Language & Humanities is dedicated to providing accurate and trustworthy information. We carefully select reputable sources and employ a rigorous fact-checking process to maintain the highest standards. To learn more about our commitment to accuracy, read our editorial process.
Mary McMahon
By Mary McMahon

Ever since she began contributing to the site several years ago, Mary has embraced the exciting challenge of being a Language & Humanities researcher and writer. Mary has a liberal arts degree from Goddard College and spends her free time reading, cooking, and exploring the great outdoors.

Discussion Comments
By anon1005032 — On Jun 05, 2021

I agree that it is just a lack of use for the archaic form of "broad" which is "breadth" (used variously in 3 dimensions as in length breadth and height). I always took the malaprop as a reference to a joke I heard in primary school, which was :

Two men are hiking when one slips and starts to fall, but catches a small shrub and ends up dangling over a cliff, possibly a fatal drop. His friend can't reach him and has no rope. The friend tells him he will try to get help. He tells his friend "Oh, if only you could find a rabbit to blow in my face!" The friend asks what good that would do. He replies "Haven't you ever heard of someone being saved by a hare's breath?"

By anon304059 — On Nov 18, 2012

It is more of a folk etymology than a malapropism, as it is based on a phonological similarity (or homonym) of the words and establishes a semantic connection as well. A malapropism would be just mixing words without any semantic connection (usually longer words from a specialized vocabulary).

By fify — On May 22, 2012

@burcidi, @alisha-- I agree with both of you. Malapropisms is one of the reasons why I read a lot. The more I read and see how things are spelled, the less room there is for mistakes.

When we use idioms that we've only heard and not read or written, we're bound to make mistakes with spellings and the use of words.

If one thinks about it though, it's so obvious that hare's breath or hair's breath isn't right. I mean hares breathe but what does that have to do with something happening or not happening by a narrow margin? A hair's breath doesn't make sense at all! It all goes down to common sense. We all have access to the internet, it takes a minute to look it up!

By discographer — On May 22, 2012

@burcidi-- Yesteday, my neighbor who is a real estate agent showed me one of his ads in the paper. It said that the house was a "hare's breath" of the lake! So you're right, this is a malapropism that anyone can make!

My neighbor is a well educated guy and I don't think he has issues with vocab or spelling.
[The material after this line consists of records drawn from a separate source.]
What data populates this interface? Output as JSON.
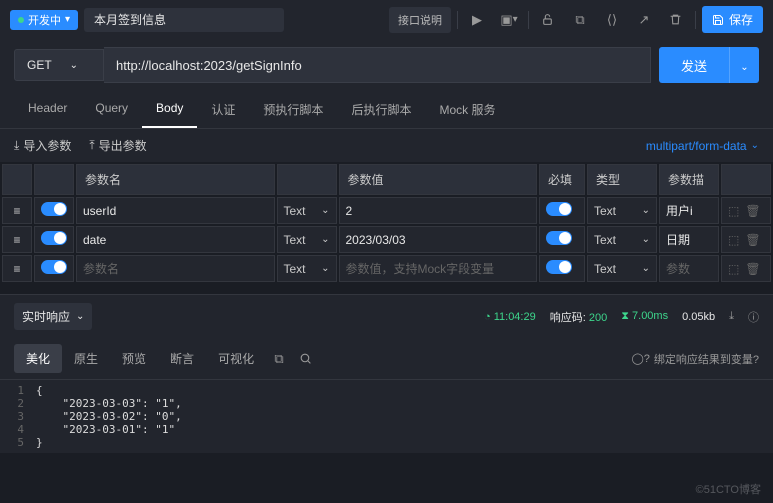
{
  "topbar": {
    "status": "开发中",
    "title": "本月签到信息",
    "api_desc": "接口说明",
    "save": "保存"
  },
  "request": {
    "method": "GET",
    "url": "http://localhost:2023/getSignInfo",
    "send": "发送"
  },
  "tabs": [
    "Header",
    "Query",
    "Body",
    "认证",
    "预执行脚本",
    "后执行脚本",
    "Mock 服务"
  ],
  "active_tab": "Body",
  "toolbar": {
    "import": "导入参数",
    "export": "导出参数",
    "content_type": "multipart/form-data"
  },
  "columns": {
    "name": "参数名",
    "value": "参数值",
    "required": "必填",
    "type": "类型",
    "desc": "参数描"
  },
  "type_label": "Text",
  "placeholders": {
    "name": "参数名",
    "value": "参数值，支持Mock字段变量",
    "desc": "参数"
  },
  "rows": [
    {
      "name": "userId",
      "value": "2",
      "desc": "用户i"
    },
    {
      "name": "date",
      "value": "2023/03/03",
      "desc": "日期"
    },
    {
      "name": "",
      "value": "",
      "desc": ""
    }
  ],
  "response": {
    "realtime": "实时响应",
    "time": "11:04:29",
    "status_label": "响应码:",
    "status_code": "200",
    "duration": "7.00ms",
    "size": "0.05kb",
    "tabs": [
      "美化",
      "原生",
      "预览",
      "断言",
      "可视化"
    ],
    "active": "美化",
    "bind_link": "绑定响应结果到变量?",
    "code_lines": [
      "{",
      "    \"2023-03-03\": \"1\",",
      "    \"2023-03-02\": \"0\",",
      "    \"2023-03-01\": \"1\"",
      "}"
    ]
  },
  "watermark": "©51CTO博客"
}
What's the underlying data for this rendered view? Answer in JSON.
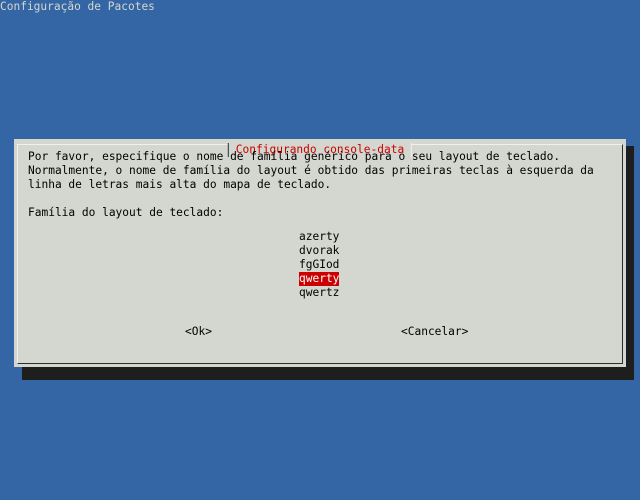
{
  "header": {
    "title": "Configuração de Pacotes"
  },
  "dialog": {
    "title": "Configurando console-data",
    "description": [
      "Por favor, especifique o nome de família genérico para o seu layout de teclado.",
      "Normalmente, o nome de família do layout é obtido das primeiras teclas à esquerda da",
      "linha de letras mais alta do mapa de teclado."
    ],
    "prompt": "Família do layout de teclado:",
    "options": [
      "azerty",
      "dvorak",
      "fgGIod",
      "qwerty",
      "qwertz"
    ],
    "selected": "qwerty",
    "buttons": {
      "ok": "<Ok>",
      "cancel": "<Cancelar>"
    }
  },
  "colors": {
    "background": "#3465a4",
    "dialog": "#d3d7cf",
    "title": "#cc0000",
    "selection": "#cc0000"
  }
}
I think he made the mistake because this is not an idiom he uses a lot. It's not very common. I've probably heard it being used three or four times in my life.

Is "hair's breadth" a very old idiom? Is it American English based or British English?
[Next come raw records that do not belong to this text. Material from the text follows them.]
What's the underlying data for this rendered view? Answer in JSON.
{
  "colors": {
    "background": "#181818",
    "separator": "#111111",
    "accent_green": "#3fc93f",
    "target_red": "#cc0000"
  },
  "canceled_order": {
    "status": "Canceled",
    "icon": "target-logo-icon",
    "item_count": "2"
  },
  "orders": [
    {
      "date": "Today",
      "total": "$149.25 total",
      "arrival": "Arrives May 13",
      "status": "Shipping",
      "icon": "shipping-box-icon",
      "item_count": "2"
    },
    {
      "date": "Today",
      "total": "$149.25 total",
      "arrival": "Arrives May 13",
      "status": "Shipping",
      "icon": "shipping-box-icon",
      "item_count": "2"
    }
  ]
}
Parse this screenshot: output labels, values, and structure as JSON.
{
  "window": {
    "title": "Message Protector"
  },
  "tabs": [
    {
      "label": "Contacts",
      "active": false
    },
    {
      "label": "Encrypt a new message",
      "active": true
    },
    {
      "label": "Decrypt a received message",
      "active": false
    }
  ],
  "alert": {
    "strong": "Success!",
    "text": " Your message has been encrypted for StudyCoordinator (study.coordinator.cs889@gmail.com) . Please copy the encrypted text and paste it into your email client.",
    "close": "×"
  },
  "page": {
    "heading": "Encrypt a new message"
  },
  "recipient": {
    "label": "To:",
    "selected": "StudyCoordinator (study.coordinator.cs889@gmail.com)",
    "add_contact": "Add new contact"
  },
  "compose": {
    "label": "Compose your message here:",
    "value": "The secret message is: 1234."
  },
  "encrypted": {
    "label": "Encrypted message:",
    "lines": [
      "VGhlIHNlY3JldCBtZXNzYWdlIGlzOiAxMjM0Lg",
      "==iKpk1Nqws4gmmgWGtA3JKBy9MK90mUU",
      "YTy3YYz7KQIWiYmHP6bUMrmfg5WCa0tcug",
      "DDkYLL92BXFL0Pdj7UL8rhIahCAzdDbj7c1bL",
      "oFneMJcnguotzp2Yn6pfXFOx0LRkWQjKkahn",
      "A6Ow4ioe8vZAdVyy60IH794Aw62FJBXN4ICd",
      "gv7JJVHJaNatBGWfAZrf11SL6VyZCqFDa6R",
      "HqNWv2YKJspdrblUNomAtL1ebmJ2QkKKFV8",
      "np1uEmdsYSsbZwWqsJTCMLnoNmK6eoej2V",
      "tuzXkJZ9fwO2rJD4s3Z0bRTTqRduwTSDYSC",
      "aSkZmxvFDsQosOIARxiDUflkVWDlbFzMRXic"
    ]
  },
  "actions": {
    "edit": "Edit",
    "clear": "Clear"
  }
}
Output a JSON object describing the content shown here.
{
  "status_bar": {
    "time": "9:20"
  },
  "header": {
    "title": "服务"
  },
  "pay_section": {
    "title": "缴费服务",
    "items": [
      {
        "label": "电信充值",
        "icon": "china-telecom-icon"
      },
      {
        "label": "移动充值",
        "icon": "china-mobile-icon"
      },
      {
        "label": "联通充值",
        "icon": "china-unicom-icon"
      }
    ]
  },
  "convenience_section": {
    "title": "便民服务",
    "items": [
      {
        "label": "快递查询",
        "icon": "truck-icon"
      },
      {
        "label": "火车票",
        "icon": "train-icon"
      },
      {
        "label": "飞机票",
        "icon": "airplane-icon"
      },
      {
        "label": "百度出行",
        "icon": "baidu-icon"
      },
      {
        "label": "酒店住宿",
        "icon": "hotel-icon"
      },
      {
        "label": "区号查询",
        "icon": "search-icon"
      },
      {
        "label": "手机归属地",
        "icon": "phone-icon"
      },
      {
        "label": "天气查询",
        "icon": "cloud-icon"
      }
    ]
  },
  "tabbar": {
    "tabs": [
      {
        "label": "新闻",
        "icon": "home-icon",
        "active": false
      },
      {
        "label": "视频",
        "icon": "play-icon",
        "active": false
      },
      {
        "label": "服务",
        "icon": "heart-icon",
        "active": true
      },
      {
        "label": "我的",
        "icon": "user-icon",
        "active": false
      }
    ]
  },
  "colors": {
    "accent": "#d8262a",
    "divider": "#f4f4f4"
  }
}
By burcidi — On May 21, 2012

Not just learners of English, but people who speak English since birth make mistakes with this idiom too.
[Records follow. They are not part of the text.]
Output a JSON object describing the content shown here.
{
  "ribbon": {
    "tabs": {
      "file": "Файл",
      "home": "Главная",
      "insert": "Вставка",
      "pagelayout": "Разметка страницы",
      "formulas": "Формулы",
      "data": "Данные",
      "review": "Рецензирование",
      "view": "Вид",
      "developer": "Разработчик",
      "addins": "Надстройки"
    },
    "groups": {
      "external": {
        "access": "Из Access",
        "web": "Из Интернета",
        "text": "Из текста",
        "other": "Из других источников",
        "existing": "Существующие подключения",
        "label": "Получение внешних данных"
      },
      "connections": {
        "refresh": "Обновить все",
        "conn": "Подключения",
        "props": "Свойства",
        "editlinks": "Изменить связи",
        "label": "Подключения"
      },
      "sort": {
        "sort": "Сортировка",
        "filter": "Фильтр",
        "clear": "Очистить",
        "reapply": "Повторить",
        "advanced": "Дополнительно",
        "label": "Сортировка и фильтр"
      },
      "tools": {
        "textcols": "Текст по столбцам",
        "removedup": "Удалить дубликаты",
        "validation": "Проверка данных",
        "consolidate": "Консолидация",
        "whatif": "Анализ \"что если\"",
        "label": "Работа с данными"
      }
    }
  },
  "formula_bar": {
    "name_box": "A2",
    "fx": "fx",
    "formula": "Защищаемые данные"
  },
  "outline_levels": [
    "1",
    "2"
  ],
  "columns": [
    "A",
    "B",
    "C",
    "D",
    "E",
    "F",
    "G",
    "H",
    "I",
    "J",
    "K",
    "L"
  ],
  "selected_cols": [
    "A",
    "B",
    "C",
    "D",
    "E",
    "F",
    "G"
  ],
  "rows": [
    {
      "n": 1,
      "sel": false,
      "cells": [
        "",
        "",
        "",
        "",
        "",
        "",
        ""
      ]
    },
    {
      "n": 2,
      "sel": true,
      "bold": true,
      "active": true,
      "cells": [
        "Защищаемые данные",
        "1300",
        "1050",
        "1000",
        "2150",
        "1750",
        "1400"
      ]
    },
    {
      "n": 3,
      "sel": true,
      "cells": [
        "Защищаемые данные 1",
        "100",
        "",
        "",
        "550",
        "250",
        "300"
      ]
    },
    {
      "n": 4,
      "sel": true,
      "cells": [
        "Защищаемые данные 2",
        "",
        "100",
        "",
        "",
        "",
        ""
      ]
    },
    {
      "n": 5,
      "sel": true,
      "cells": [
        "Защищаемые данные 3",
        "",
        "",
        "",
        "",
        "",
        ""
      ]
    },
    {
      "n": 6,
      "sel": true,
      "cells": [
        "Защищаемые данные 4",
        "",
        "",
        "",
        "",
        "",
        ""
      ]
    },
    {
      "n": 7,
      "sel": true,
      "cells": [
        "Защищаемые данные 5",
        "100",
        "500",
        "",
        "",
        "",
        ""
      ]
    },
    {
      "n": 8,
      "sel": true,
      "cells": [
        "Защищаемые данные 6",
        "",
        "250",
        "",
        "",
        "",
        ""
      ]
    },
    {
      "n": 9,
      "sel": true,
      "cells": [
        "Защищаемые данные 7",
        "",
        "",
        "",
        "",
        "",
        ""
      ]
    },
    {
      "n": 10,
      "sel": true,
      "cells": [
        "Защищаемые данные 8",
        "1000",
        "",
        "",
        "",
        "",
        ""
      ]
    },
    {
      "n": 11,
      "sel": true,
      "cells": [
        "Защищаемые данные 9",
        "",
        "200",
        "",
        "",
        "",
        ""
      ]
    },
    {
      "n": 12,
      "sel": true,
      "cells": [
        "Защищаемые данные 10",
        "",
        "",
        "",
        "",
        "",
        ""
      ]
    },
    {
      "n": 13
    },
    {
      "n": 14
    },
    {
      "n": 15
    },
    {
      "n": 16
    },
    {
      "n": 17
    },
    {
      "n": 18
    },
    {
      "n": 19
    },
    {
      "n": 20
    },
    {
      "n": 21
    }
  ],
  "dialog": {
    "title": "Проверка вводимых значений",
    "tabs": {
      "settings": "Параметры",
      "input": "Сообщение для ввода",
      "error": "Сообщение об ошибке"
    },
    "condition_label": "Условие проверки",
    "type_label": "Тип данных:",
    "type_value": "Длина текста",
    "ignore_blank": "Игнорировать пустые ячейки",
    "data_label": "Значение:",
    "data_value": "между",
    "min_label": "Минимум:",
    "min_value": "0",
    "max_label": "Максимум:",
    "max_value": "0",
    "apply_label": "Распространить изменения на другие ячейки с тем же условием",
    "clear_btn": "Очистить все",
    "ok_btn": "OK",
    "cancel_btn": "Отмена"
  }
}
I agree with the article that the problem stems from these words sounding alike. The other issue might be people not being good with vocabulary and spelling. I think we would all agree that our language doesn't have the easiest spelling. There are no spelling rules in English which makes it difficult for young kids.

I think poor vocabulary is another reason. I just asked my cousin who is in middle school what breadth is and she had no idea that it means width. That might be why some refer to it as a hair's breath instead of hair's breadth.

Mary McMahon
Mary McMahon

Ever since she began contributing to the site several years ago, Mary has embraced the exciting challenge of being a...

Learn more
Language & Humanities, in your inbox

Our latest articles, guides, and more, delivered daily.

Language & Humanities, in your inbox

Our latest articles, guides, and more, delivered daily.